● Exercise
Word for word, restate the listing; omit the pictures.

● Data extracts
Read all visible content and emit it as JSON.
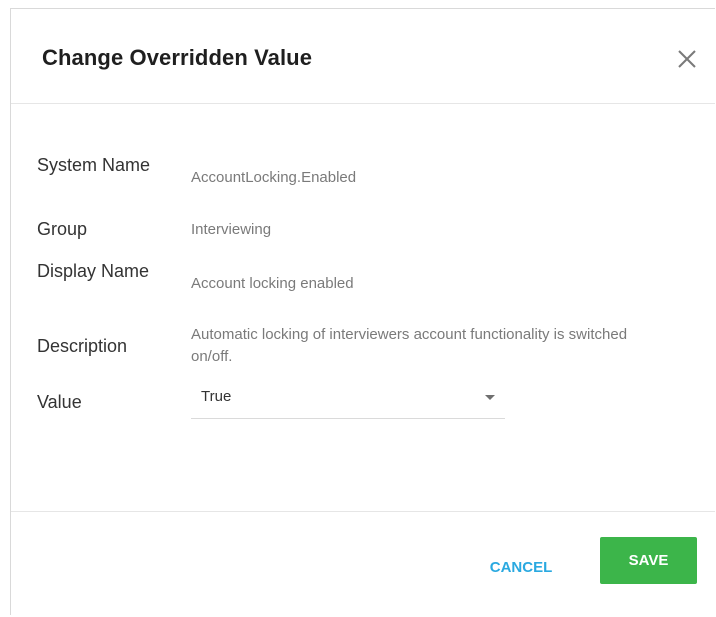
{
  "dialog": {
    "title": "Change Overridden Value",
    "close_icon": "close-icon"
  },
  "fields": {
    "system_name": {
      "label": "System Name",
      "value": "AccountLocking.Enabled"
    },
    "group": {
      "label": "Group",
      "value": "Interviewing"
    },
    "display_name": {
      "label": "Display Name",
      "value": "Account locking enabled"
    },
    "description": {
      "label": "Description",
      "value": "Automatic locking of interviewers account functionality is switched on/off."
    },
    "value": {
      "label": "Value",
      "selected": "True",
      "caret_icon": "caret-down-icon"
    }
  },
  "footer": {
    "cancel_label": "CANCEL",
    "save_label": "SAVE"
  },
  "colors": {
    "accent_blue": "#2aa9e0",
    "save_green": "#3cb54a",
    "title_text": "#1f1f1f",
    "value_text": "#7a7a7a"
  }
}
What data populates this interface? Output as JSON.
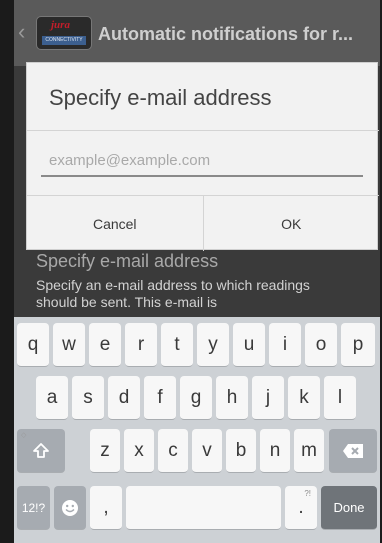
{
  "action_bar": {
    "back_icon": "chevron-left-icon",
    "logo_word": "jura",
    "logo_sub": "CONNECTIVITY",
    "title": "Automatic notifications for r..."
  },
  "background_setting": {
    "title": "Specify e-mail address",
    "description": "Specify an e-mail address to which readings should be sent. This e-mail is"
  },
  "dialog": {
    "title": "Specify e-mail address",
    "email_placeholder": "example@example.com",
    "email_value": "",
    "cancel_label": "Cancel",
    "ok_label": "OK"
  },
  "keyboard": {
    "row1": [
      "q",
      "w",
      "e",
      "r",
      "t",
      "y",
      "u",
      "i",
      "o",
      "p"
    ],
    "row2": [
      "a",
      "s",
      "d",
      "f",
      "g",
      "h",
      "j",
      "k",
      "l"
    ],
    "row3": [
      "z",
      "x",
      "c",
      "v",
      "b",
      "n",
      "m"
    ],
    "shift_icon": "shift-arrow-icon",
    "backspace_icon": "backspace-icon",
    "symbols_label": "12!?",
    "emoji_icon": "smiley-icon",
    "comma_label": ",",
    "period_label": ".",
    "period_hint": "?!",
    "done_label": "Done"
  },
  "colors": {
    "action_bar": "#5a5a5a",
    "dialog_bg": "#f2f2f2",
    "keyboard_bg": "#cdd1d5",
    "done_key": "#6f7479",
    "logo_red": "#c21e2a"
  }
}
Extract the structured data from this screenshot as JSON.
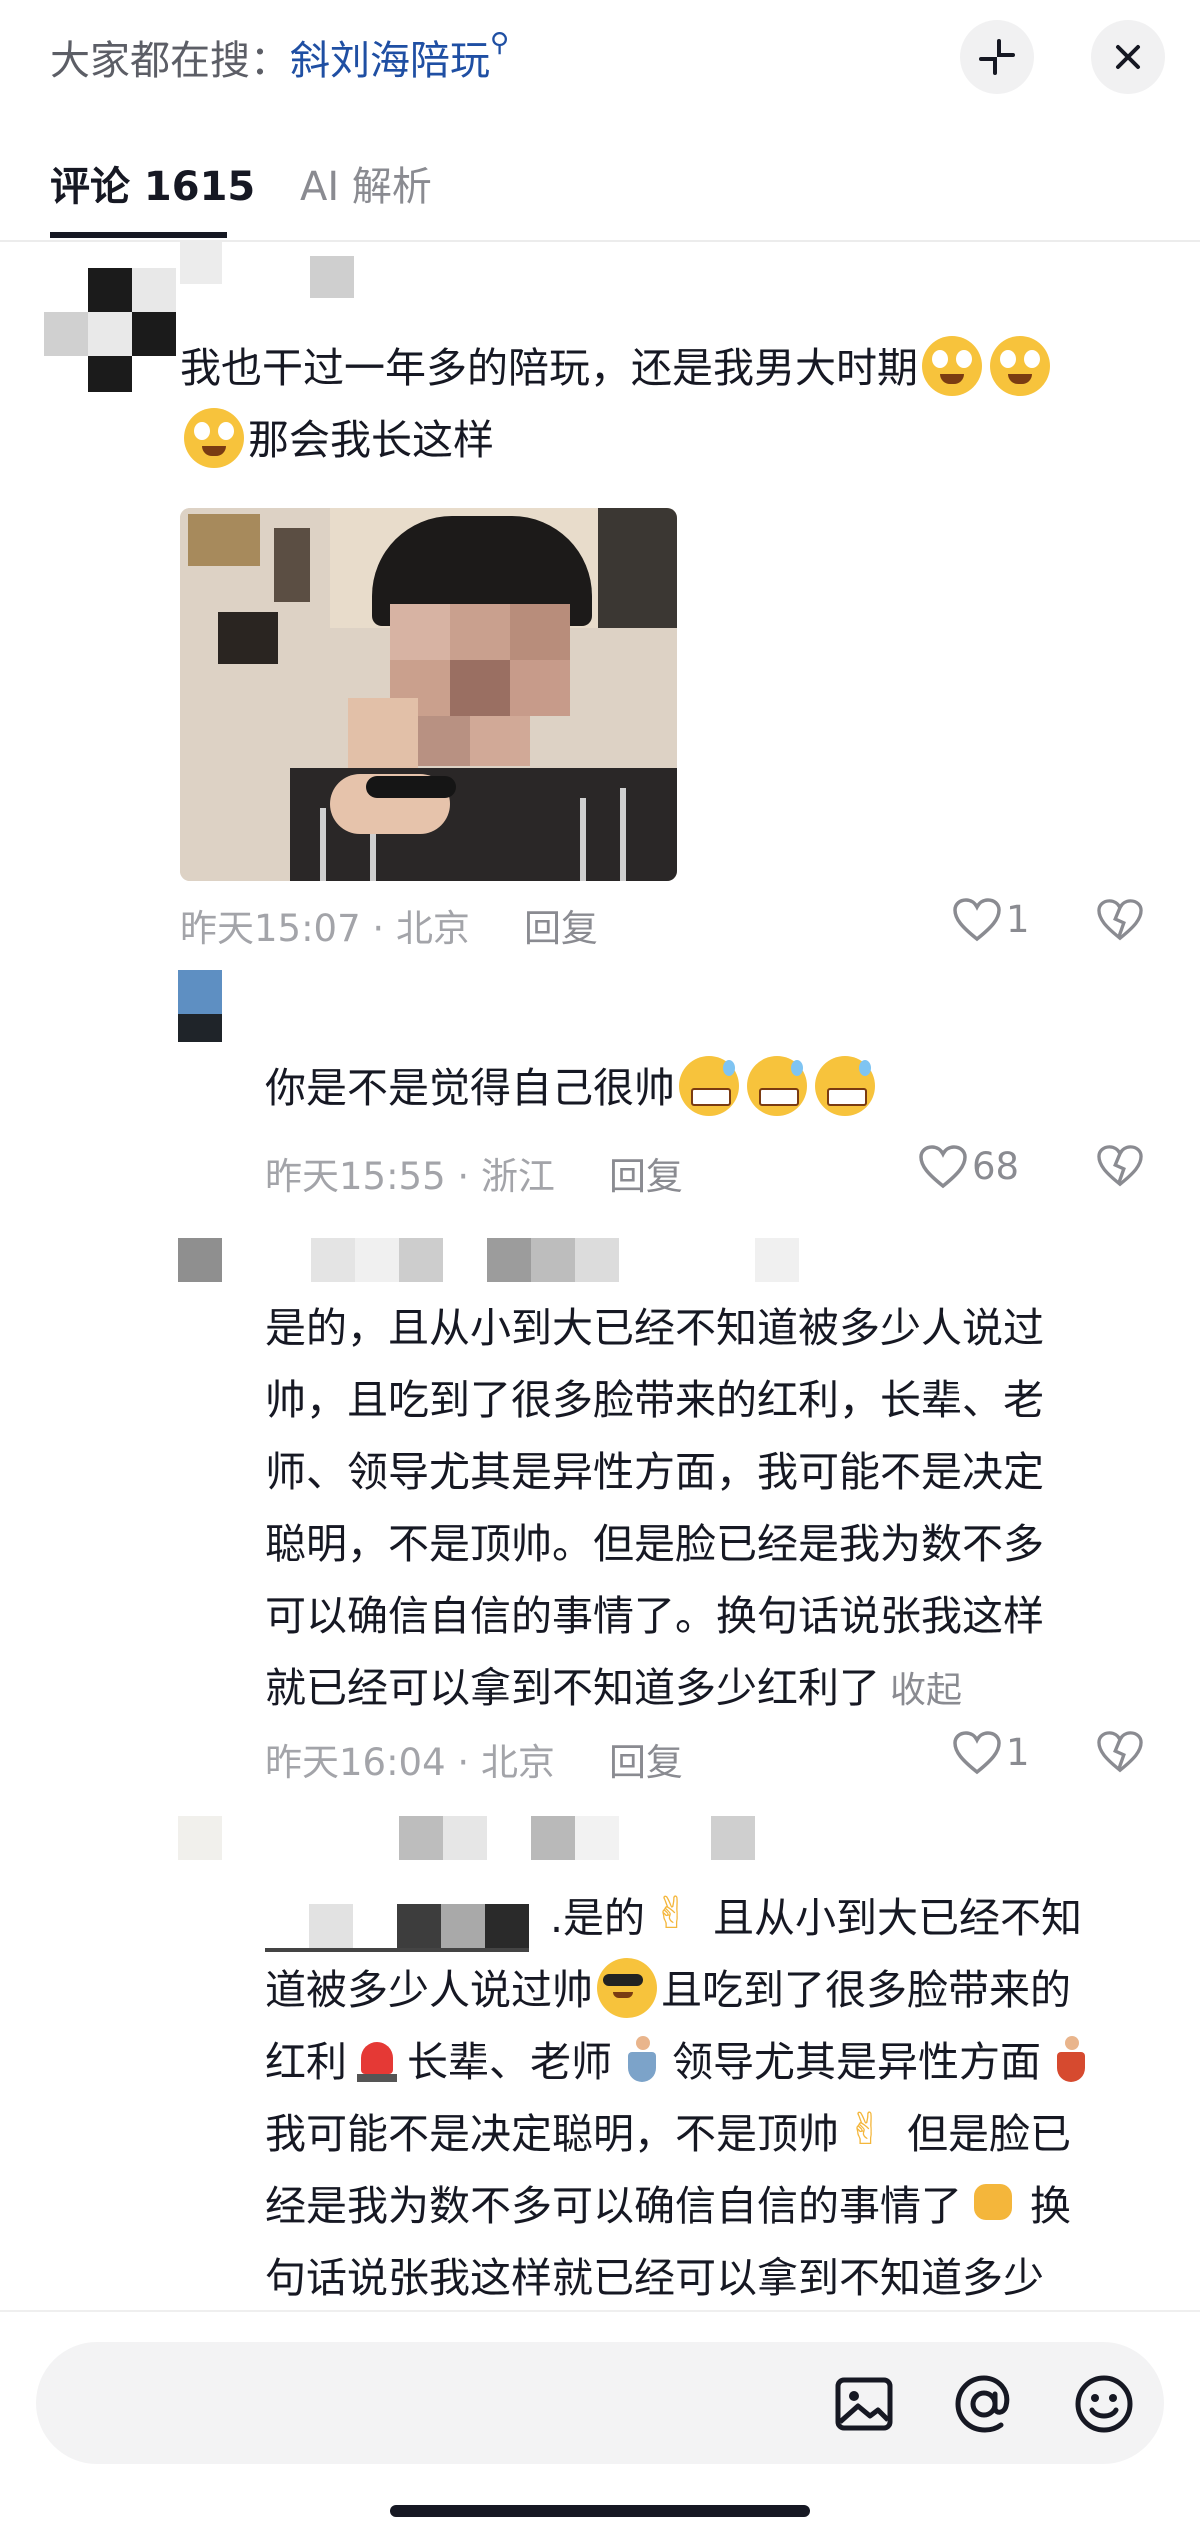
{
  "header": {
    "search_prefix": "大家都在搜：",
    "search_keyword": "斜刘海陪玩",
    "icons": {
      "search": "search-icon",
      "minimize": "collapse-icon",
      "close": "close-icon"
    }
  },
  "tabs": [
    {
      "label": "评论 1615",
      "active": true
    },
    {
      "label": "AI 解析",
      "active": false
    }
  ],
  "comments": [
    {
      "text_a": "我也干过一年多的陪玩，还是我男大时期",
      "text_b": "那会我长这样",
      "emojis": [
        "crying-face",
        "crying-face",
        "crying-face"
      ],
      "has_photo": true,
      "time": "昨天15:07",
      "location": "北京",
      "reply": "回复",
      "likes": "1"
    },
    {
      "text": "你是不是觉得自己很帅",
      "emojis": [
        "grin-sweat",
        "grin-sweat",
        "grin-sweat"
      ],
      "time": "昨天15:55",
      "location": "浙江",
      "reply": "回复",
      "likes": "68"
    },
    {
      "lines": [
        "是的，且从小到大已经不知道被多少人说过",
        "帅，且吃到了很多脸带来的红利，长辈、老",
        "师、领导尤其是异性方面，我可能不是决定",
        "聪明，不是顶帅。但是脸已经是我为数不多",
        "可以确信自信的事情了。换句话说张我这样",
        "就已经可以拿到不知道多少红利了"
      ],
      "collapse": "收起",
      "time": "昨天16:04",
      "location": "北京",
      "reply": "回复",
      "likes": "1"
    },
    {
      "lines": [
        ".是的",
        "且从小到大已经不知",
        "道被多少人说过帅",
        "且吃到了很多脸带来的",
        "红利",
        "长辈、老师",
        "领导尤其是异性方面",
        "我可能不是决定聪明，不是顶帅",
        "但是脸已",
        "经是我为数不多可以确信自信的事情了",
        "换",
        "句话说张我这样就已经可以拿到不知道多少"
      ]
    }
  ],
  "input": {
    "placeholder": ""
  },
  "colors": {
    "accent": "#1f4fa3",
    "text": "#161823",
    "muted": "#a3a4a9"
  }
}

● Written answer
Read all visible content and emit it as JSON.
{
  "dialog": {
    "title": "Change Overridden Value",
    "close_icon": "close-icon"
  },
  "fields": {
    "system_name": {
      "label": "System Name",
      "value": "AccountLocking.Enabled"
    },
    "group": {
      "label": "Group",
      "value": "Interviewing"
    },
    "display_name": {
      "label": "Display Name",
      "value": "Account locking enabled"
    },
    "description": {
      "label": "Description",
      "value": "Automatic locking of interviewers account functionality is switched on/off."
    },
    "value": {
      "label": "Value",
      "selected": "True",
      "caret_icon": "caret-down-icon"
    }
  },
  "footer": {
    "cancel_label": "CANCEL",
    "save_label": "SAVE"
  },
  "colors": {
    "accent_blue": "#2aa9e0",
    "save_green": "#3cb54a",
    "title_text": "#1f1f1f",
    "value_text": "#7a7a7a"
  }
}
What data populates this interface? Output as JSON.
{
  "action_bar": {
    "back_icon": "chevron-left-icon",
    "logo_word": "jura",
    "logo_sub": "CONNECTIVITY",
    "title": "Automatic notifications for r..."
  },
  "background_setting": {
    "title": "Specify e-mail address",
    "description": "Specify an e-mail address to which readings should be sent. This e-mail is"
  },
  "dialog": {
    "title": "Specify e-mail address",
    "email_placeholder": "example@example.com",
    "email_value": "",
    "cancel_label": "Cancel",
    "ok_label": "OK"
  },
  "keyboard": {
    "row1": [
      "q",
      "w",
      "e",
      "r",
      "t",
      "y",
      "u",
      "i",
      "o",
      "p"
    ],
    "row2": [
      "a",
      "s",
      "d",
      "f",
      "g",
      "h",
      "j",
      "k",
      "l"
    ],
    "row3": [
      "z",
      "x",
      "c",
      "v",
      "b",
      "n",
      "m"
    ],
    "shift_icon": "shift-arrow-icon",
    "backspace_icon": "backspace-icon",
    "symbols_label": "12!?",
    "emoji_icon": "smiley-icon",
    "comma_label": ",",
    "period_label": ".",
    "period_hint": "?!",
    "done_label": "Done"
  },
  "colors": {
    "action_bar": "#5a5a5a",
    "dialog_bg": "#f2f2f2",
    "keyboard_bg": "#cdd1d5",
    "done_key": "#6f7479",
    "logo_red": "#c21e2a"
  }
}
Extract the structured data from this screenshot as JSON.
{
  "header": {
    "search_prefix": "大家都在搜：",
    "search_keyword": "斜刘海陪玩",
    "icons": {
      "search": "search-icon",
      "minimize": "collapse-icon",
      "close": "close-icon"
    }
  },
  "tabs": [
    {
      "label": "评论 1615",
      "active": true
    },
    {
      "label": "AI 解析",
      "active": false
    }
  ],
  "comments": [
    {
      "text_a": "我也干过一年多的陪玩，还是我男大时期",
      "text_b": "那会我长这样",
      "emojis": [
        "crying-face",
        "crying-face",
        "crying-face"
      ],
      "has_photo": true,
      "time": "昨天15:07",
      "location": "北京",
      "reply": "回复",
      "likes": "1"
    },
    {
      "text": "你是不是觉得自己很帅",
      "emojis": [
        "grin-sweat",
        "grin-sweat",
        "grin-sweat"
      ],
      "time": "昨天15:55",
      "location": "浙江",
      "reply": "回复",
      "likes": "68"
    },
    {
      "lines": [
        "是的，且从小到大已经不知道被多少人说过",
        "帅，且吃到了很多脸带来的红利，长辈、老",
        "师、领导尤其是异性方面，我可能不是决定",
        "聪明，不是顶帅。但是脸已经是我为数不多",
        "可以确信自信的事情了。换句话说张我这样",
        "就已经可以拿到不知道多少红利了"
      ],
      "collapse": "收起",
      "time": "昨天16:04",
      "location": "北京",
      "reply": "回复",
      "likes": "1"
    },
    {
      "lines": [
        ".是的",
        "且从小到大已经不知",
        "道被多少人说过帅",
        "且吃到了很多脸带来的",
        "红利",
        "长辈、老师",
        "领导尤其是异性方面",
        "我可能不是决定聪明，不是顶帅",
        "但是脸已",
        "经是我为数不多可以确信自信的事情了",
        "换",
        "句话说张我这样就已经可以拿到不知道多少"
      ]
    }
  ],
  "input": {
    "placeholder": ""
  },
  "colors": {
    "accent": "#1f4fa3",
    "text": "#161823",
    "muted": "#a3a4a9"
  }
}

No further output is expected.